Exploring themes of life, death, love and faith, ISLAND dazzle with the evocative harmony that is their debut full-length, Feels Like Air.

When ISLAND released their debut single Stargazer in 2015, I honestly thought they would never top that. But here they are, three years and two EPs later, with an album that is as intriguing as it is truly relatable.

On Feels Like Air the band sticks to what they know and do best. They don’t duplicate musical patterns though, they shift and bent their sonic palette adding in traces of bold originality. Self-aware and mature in their endeavours, ISLAND craft a compilation of songs that grasp, move and impress leaving listeners with a hunger for more.

Starting with sparkling guitars of the opener Ride, we’re being taken on a journey into the world of eerie melodies that patch their unique and radiant sound together. Intense and unsettling in a way, but also graceful throughout, the track comes across as a strong introduction to the band’s aesthetics.

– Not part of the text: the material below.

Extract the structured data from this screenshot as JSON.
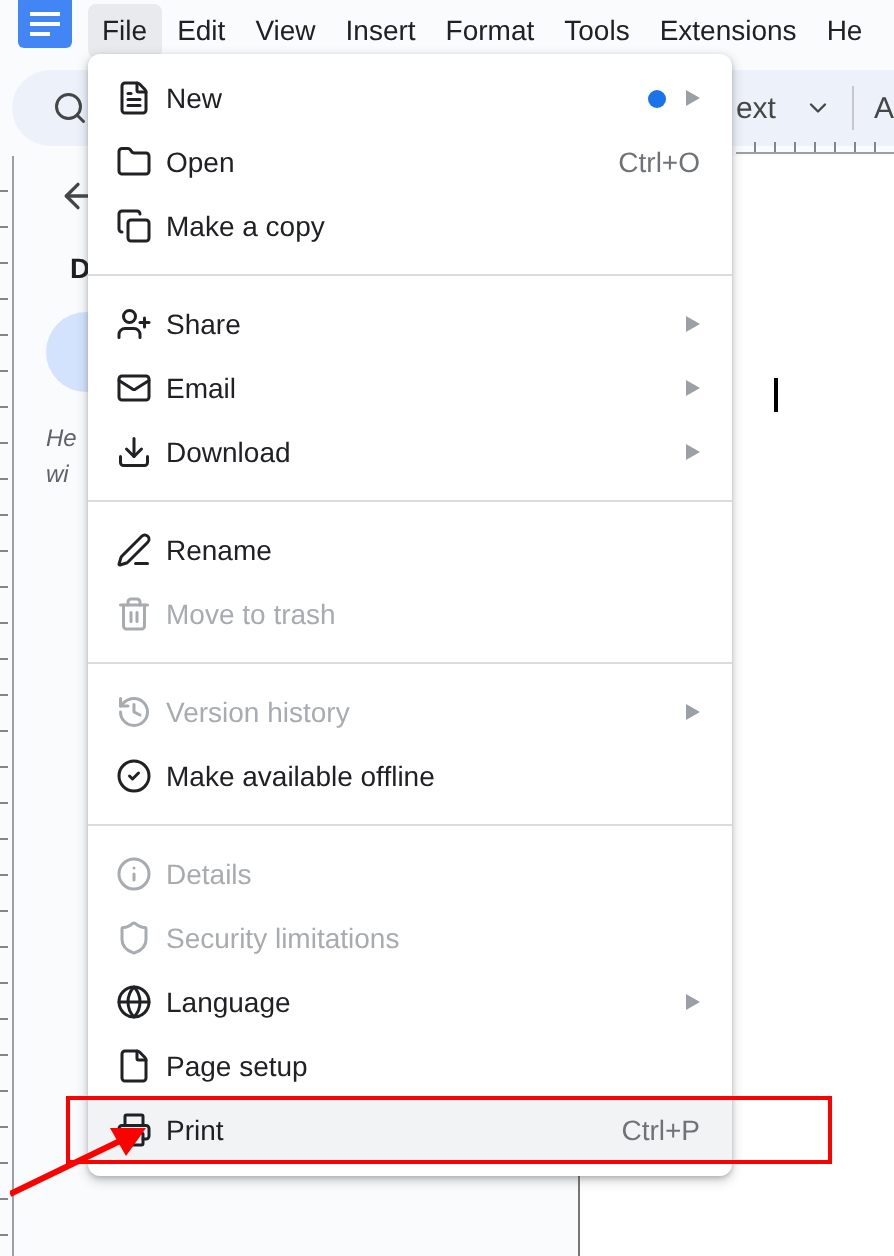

With the exact precision, they balance on the verge of clear consciousness and vivid imagination. To say Feels Like Air is a dreamy album would be a great simplification and understatement, as there’s much more depth to it. Hidden within remodeled layers and textures, the meaning is there waiting to be uncovered.

One of the most outstanding tracks on the record, The Day I Die reveals that newly found sensibility and lyrical expansion. Delving into the theme of life in modern world, ISLAND keep the melody within the comfort zone of their signature atmospheric soundscape. The ardent rhythmic play and growling vocals create a truly magnificent aura, capturing the essence of an emotional turmoil.

The magnetic field created by sleek bass lines and driving drums is something to be envied when you listen closely to ISLAND’s entire catalogue. Dipping into the pensive ambience, Horizon beautifully exposes Rollo Doherty’s vocal range that is a focal point of the song. Elsewhere on the record, Something Perfect strikes with urgent guitars in an instant before the drums burst out into the chorus. Melodically catchy and lyrically reflective, the instrumentals cleverly alter and play with our moods.

The poignant We Can Go Anywhere possesses that ethereal factor allowing us to fall into a lucid dream once more, whilst the title track is an absolute marvel that has already proved to be one of the live favourites.

Closing in with the acoustic mellow Lilyflower, the band soar on a sense of melancholia and hopeless romanticism, keeping the integrity of the whole album intact.

I really tried not use any stargazing references this time, but it proved harder than expected. It turns out that dreaming of that place they liked has finally payed off and the stars are now within reach. ISLAND have achieved something purely authentic on their debut effort, something that will resonate and soothe even the most troubled souls.